(FIRST PUBLISHED AT THEHILL.COM)
American civil discourse is under attack. Frighteningly, the enemy is already within the gates.
But don’t panic. It should be easy enough to defeat this offensive, if only we have the will to update our spellcheck software. Our nemesis can’t harm us unless we ourselves deploy it improperly. It’s the common word “attack.”
Readers can hardly wade on to the internet in 2019 without witnessing an attack. In September Newsy headlined: “Hurricane Dorian Finishes Attack On Bahamas Before Heading North.” The Washington Post explains how online “attacks” against Rep. Adam Schiff (D-Calif.) are escalating. Meanwhile, the L.A. Times wonders: “Can Joe Biden withstand Trump’s attacks and his own stumbles?”
If these “attacks” keep up, somebody may get hurt.

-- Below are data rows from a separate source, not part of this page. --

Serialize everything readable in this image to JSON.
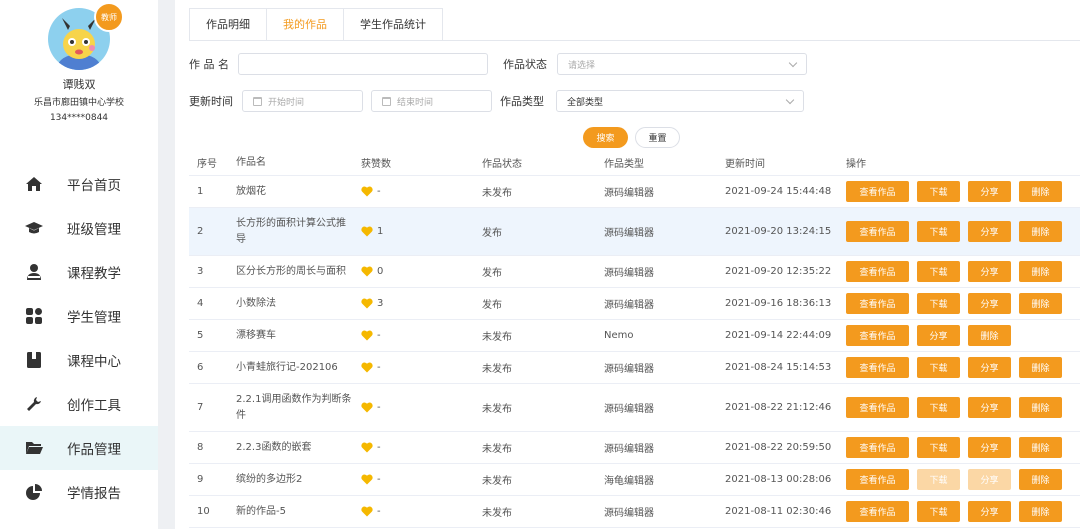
{
  "user": {
    "badge": "教师",
    "name": "谭贱双",
    "school": "乐昌市廊田镇中心学校",
    "phone": "134****0844"
  },
  "nav": [
    {
      "label": "平台首页",
      "icon": "home-icon"
    },
    {
      "label": "班级管理",
      "icon": "graduation-cap-icon"
    },
    {
      "label": "课程教学",
      "icon": "teacher-icon"
    },
    {
      "label": "学生管理",
      "icon": "grid-icon"
    },
    {
      "label": "课程中心",
      "icon": "book-icon"
    },
    {
      "label": "创作工具",
      "icon": "wrench-icon"
    },
    {
      "label": "作品管理",
      "icon": "folder-icon",
      "active": true
    },
    {
      "label": "学情报告",
      "icon": "pie-chart-icon"
    }
  ],
  "tabs": [
    "作品明细",
    "我的作品",
    "学生作品统计"
  ],
  "active_tab": 1,
  "filters": {
    "name_label": "作 品 名",
    "name_value": "",
    "status_label": "作品状态",
    "status_placeholder": "请选择",
    "time_label": "更新时间",
    "start_placeholder": "开始时间",
    "end_placeholder": "结束时间",
    "type_label": "作品类型",
    "type_value": "全部类型"
  },
  "buttons": {
    "search": "搜索",
    "reset": "重置"
  },
  "table": {
    "headers": [
      "序号",
      "作品名",
      "获赞数",
      "作品状态",
      "作品类型",
      "更新时间",
      "操作"
    ],
    "ops": {
      "view": "查看作品",
      "download": "下载",
      "share": "分享",
      "delete": "删除"
    },
    "rows": [
      {
        "no": "1",
        "name": "放烟花",
        "likes": "-",
        "status": "未发布",
        "type": "源码编辑器",
        "time": "2021-09-24 15:44:48",
        "ops": [
          "view",
          "download",
          "share",
          "delete"
        ]
      },
      {
        "no": "2",
        "name": "长方形的面积计算公式推导",
        "likes": "1",
        "status": "发布",
        "type": "源码编辑器",
        "time": "2021-09-20 13:24:15",
        "ops": [
          "view",
          "download",
          "share",
          "delete"
        ],
        "highlight": true,
        "tall": true
      },
      {
        "no": "3",
        "name": "区分长方形的周长与面积",
        "likes": "0",
        "status": "发布",
        "type": "源码编辑器",
        "time": "2021-09-20 12:35:22",
        "ops": [
          "view",
          "download",
          "share",
          "delete"
        ]
      },
      {
        "no": "4",
        "name": "小数除法",
        "likes": "3",
        "status": "发布",
        "type": "源码编辑器",
        "time": "2021-09-16 18:36:13",
        "ops": [
          "view",
          "download",
          "share",
          "delete"
        ]
      },
      {
        "no": "5",
        "name": "漂移赛车",
        "likes": "-",
        "status": "未发布",
        "type": "Nemo",
        "time": "2021-09-14 22:44:09",
        "ops": [
          "view",
          "share",
          "delete"
        ]
      },
      {
        "no": "6",
        "name": "小青蛙旅行记-202106",
        "likes": "-",
        "status": "未发布",
        "type": "源码编辑器",
        "time": "2021-08-24 15:14:53",
        "ops": [
          "view",
          "download",
          "share",
          "delete"
        ]
      },
      {
        "no": "7",
        "name": "2.2.1调用函数作为判断条件",
        "likes": "-",
        "status": "未发布",
        "type": "源码编辑器",
        "time": "2021-08-22 21:12:46",
        "ops": [
          "view",
          "download",
          "share",
          "delete"
        ],
        "tall": true
      },
      {
        "no": "8",
        "name": "2.2.3函数的嵌套",
        "likes": "-",
        "status": "未发布",
        "type": "源码编辑器",
        "time": "2021-08-22 20:59:50",
        "ops": [
          "view",
          "download",
          "share",
          "delete"
        ]
      },
      {
        "no": "9",
        "name": "缤纷的多边形2",
        "likes": "-",
        "status": "未发布",
        "type": "海龟编辑器",
        "time": "2021-08-13 00:28:06",
        "ops": [
          "view",
          "download",
          "share",
          "delete"
        ],
        "dim_ops": [
          "download",
          "share"
        ]
      },
      {
        "no": "10",
        "name": "新的作品-5",
        "likes": "-",
        "status": "未发布",
        "type": "源码编辑器",
        "time": "2021-08-11 02:30:46",
        "ops": [
          "view",
          "download",
          "share",
          "delete"
        ]
      }
    ]
  },
  "colors": {
    "accent": "#f39a1e",
    "heart": "#f5b800",
    "active_nav_bg": "#eaf6f8"
  }
}
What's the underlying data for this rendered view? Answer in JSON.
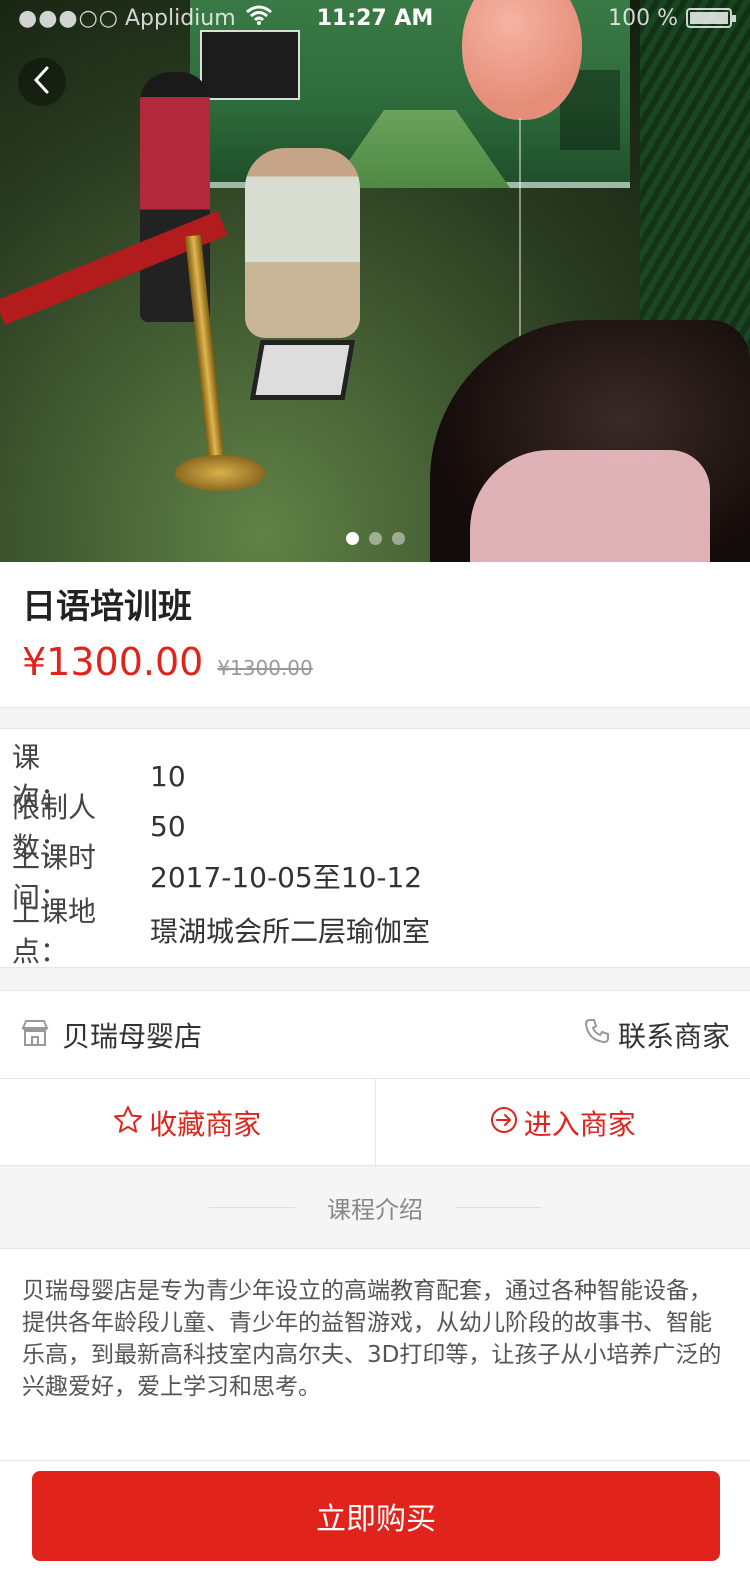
{
  "status_bar": {
    "signal": "●●●○○",
    "carrier": "Applidium",
    "time": "11:27 AM",
    "battery": "100 %"
  },
  "gallery": {
    "image_count": 3,
    "active_index": 0
  },
  "product": {
    "title": "日语培训班",
    "price": "¥1300.00",
    "original_price": "¥1300.00"
  },
  "course_info": [
    {
      "label": "课　　次：",
      "value": "10"
    },
    {
      "label": "限制人数：",
      "value": "50"
    },
    {
      "label": "上课时间：",
      "value": "2017-10-05至10-12"
    },
    {
      "label": "上课地点：",
      "value": "璟湖城会所二层瑜伽室"
    }
  ],
  "store": {
    "name": "贝瑞母婴店",
    "contact_label": "联系商家",
    "favorite_label": "收藏商家",
    "enter_label": "进入商家"
  },
  "section": {
    "heading": "课程介绍"
  },
  "description": "贝瑞母婴店是专为青少年设立的高端教育配套，通过各种智能设备，提供各年龄段儿童、青少年的益智游戏，从幼儿阶段的故事书、智能乐高，到最新高科技室内高尔夫、3D打印等，让孩子从小培养广泛的兴趣爱好，爱上学习和思考。",
  "buy_label": "立即购买",
  "colors": {
    "accent": "#e0241c",
    "background": "#f5f5f5"
  },
  "icons": [
    "back-icon",
    "store-icon",
    "phone-icon",
    "star-icon",
    "enter-icon"
  ]
}
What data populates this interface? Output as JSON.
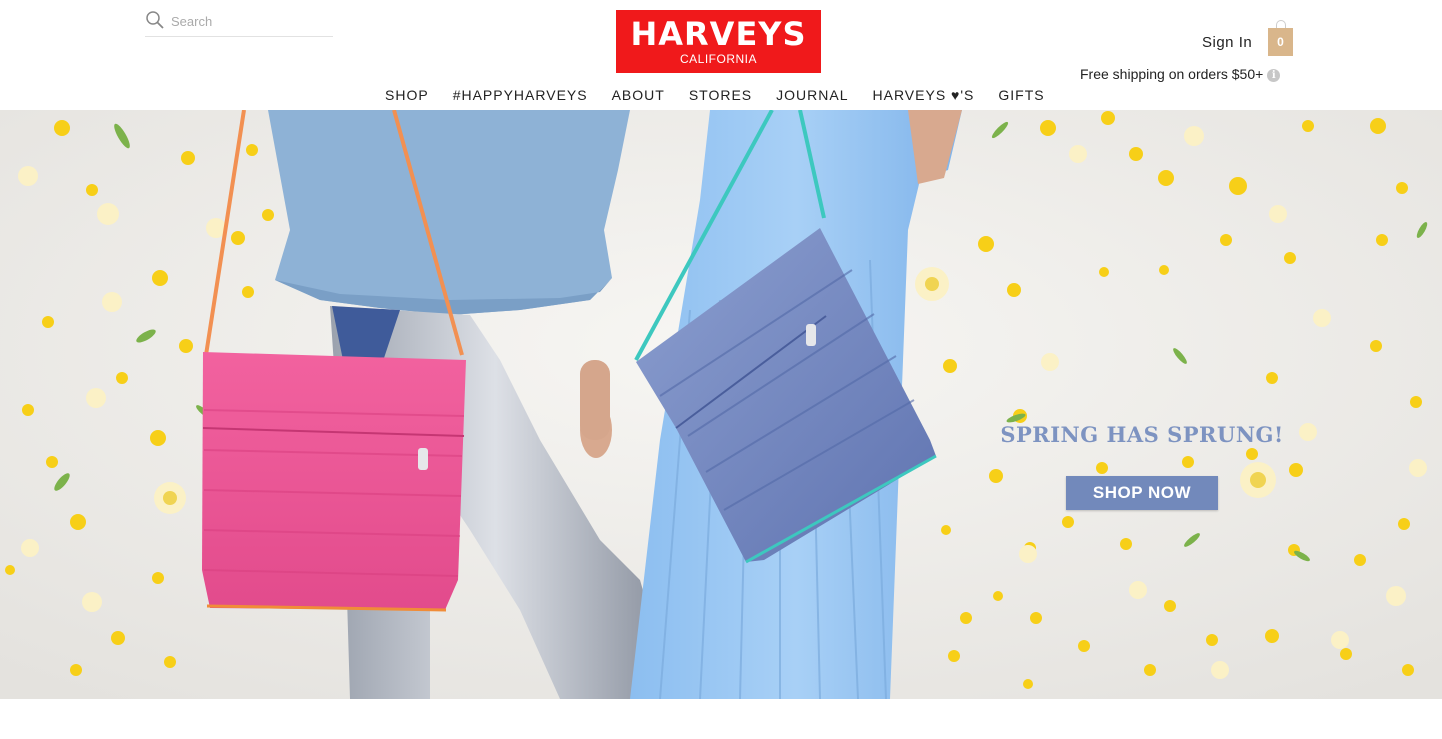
{
  "search": {
    "placeholder": "Search"
  },
  "logo": {
    "main": "HARVEYS",
    "sub": "CALIFORNIA"
  },
  "account": {
    "sign_in": "Sign In"
  },
  "cart": {
    "count": "0"
  },
  "shipping": {
    "text": "Free shipping on orders $50+"
  },
  "nav": {
    "items": [
      "SHOP",
      "#HAPPYHARVEYS",
      "ABOUT",
      "STORES",
      "JOURNAL",
      "HARVEYS ♥'S",
      "GIFTS"
    ]
  },
  "hero": {
    "headline": "SPRING HAS SPRUNG!",
    "cta": "SHOP NOW"
  },
  "colors": {
    "brand_red": "#f0191b",
    "cart_tan": "#d9b68b",
    "cta_blue": "#7289bb",
    "headline_blue": "#7d93c1"
  },
  "icons": {
    "search": "search-icon",
    "cart": "shopping-bag-icon",
    "info": "info-icon"
  }
}
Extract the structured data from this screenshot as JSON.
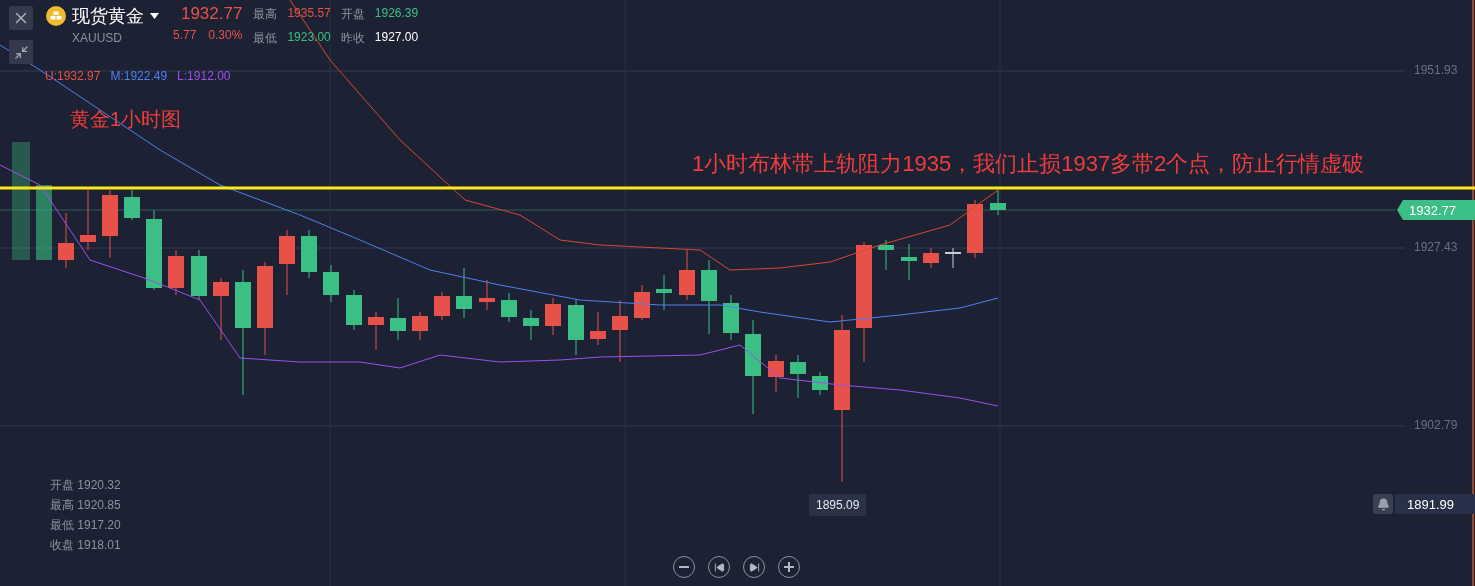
{
  "header": {
    "title": "现货黄金",
    "symbol": "XAUUSD",
    "price": "1932.77",
    "change": "5.77",
    "change_percent": "0.30%",
    "stats": [
      {
        "label": "最高",
        "value": "1935.57",
        "color": "#e8514a"
      },
      {
        "label": "开盘",
        "value": "1926.39",
        "color": "#3bbf84"
      },
      {
        "label": "最低",
        "value": "1923.00",
        "color": "#3bbf84"
      },
      {
        "label": "昨收",
        "value": "1927.00",
        "color": "#ffffff"
      }
    ]
  },
  "bollinger_legend": [
    {
      "text": "U:1932.97",
      "color": "#e8514a"
    },
    {
      "text": "M:1922.49",
      "color": "#4f7ff0"
    },
    {
      "text": "L:1912.00",
      "color": "#9b4ff0"
    }
  ],
  "annotations": [
    {
      "kind": "title",
      "text": "黄金1小时图"
    },
    {
      "kind": "note",
      "text": "1小时布林带上轨阻力1935，我们止损1937多带2个点，防止行情虚破"
    }
  ],
  "price_axis": {
    "labels": [
      "1951.93",
      "1927.43",
      "1902.79"
    ],
    "current_price": "1932.77",
    "alert_price": "1891.99"
  },
  "low_marker": "1895.09",
  "ohlc": [
    {
      "label": "开盘",
      "value": "1920.32"
    },
    {
      "label": "最高",
      "value": "1920.85"
    },
    {
      "label": "最低",
      "value": "1917.20"
    },
    {
      "label": "收盘",
      "value": "1918.01"
    }
  ],
  "zoom_controls": [
    {
      "kind": "zoom-out"
    },
    {
      "kind": "prev"
    },
    {
      "kind": "next"
    },
    {
      "kind": "zoom-in"
    }
  ]
}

The problem isn’t the news coverage these stories are getting. The problem is the choice of words the journalists are using to cover the stories. None of these stories represented an “attack” as the word should be used. For example, hurricane Dorian can’t “attack” anything, because it’s a storm, not a living being. In this context, the writer is making it seem as if Dorian consciously took action; it didn’t. It simply went where the weather pushed it.
Note also that Dorian is an “it,” not a “he.” Hurricanes, even those from the pre-1978 era when they were given exclusively female names, have no gender. There may be man-caused global warming (or there may not) but there are no male storms.
Meanwhile, the president and his political opponents may (and do!) repeatedly “insult” each other. They may “blast” each other. They may “scorn” or “disrespect” or even “dis” each other. But there’s absolutely no violence involved. It’s just words, and as the cliché teaches, “Words can never hurt you.”
“Attack” isn’t the only word that’s being misused. You’ve probably heard about “treason” as well. No less an authority than the U.S. Constitution defines it this way: “Treason against the United States, shall consist only in levying war against them, or in adhering to their enemies, giving them aid and comfort.” But many are throwing the word around for things that aren’t even crimes, let alone treasonous.
Economist Paul Krugman accuses “Big Finance,” whoever that may be, of treason (apparently because it opposes Elizabeth Warren). “It’s treason!” Democratic Rep. Peter DeFazio (Ore.) said of President Trump’s phone call with Ukraine’s president. Trump reflects the word right back at congressional Democrats, repeatedly accusing Schiff of “treason.” Trump also thinks former FBI officials James Comey and Andrew McCabe are guilty of treason.
There are actual problems in the world
In a time when one country is using high tech weapons to destroy the oil facilities in another country, it cheapens the word to use “attack” to mean “insult.” There’s certainly enough actual violence in our world today to keep the word “attack” fully employed. Likewise, it cheapens the accusation of “treason” if the user defines the word as meaning “somebody saying something I dislike.” Treason charges should only be raised when one takes up arms against the United States.
There are better verbs for our restive times, and we need to work together to find them. That might require us to do a better job of taking our political opponents seriously and paying attention to them. Maybe Democrats could all agree to watch Fox News and Republicans could tune in to MSNBC for a few hours a week. Call it opposition research, if you like, but we might find that the “other side” is using the same words our side uses, and is using them just as incorrectly. Perhaps we’d even discover ways to disarm and disagree without being disagreeable.
In any event, Americans (especially journalists) should retire the casual use of the word “attack,” and push back when a political figure claims “treason.”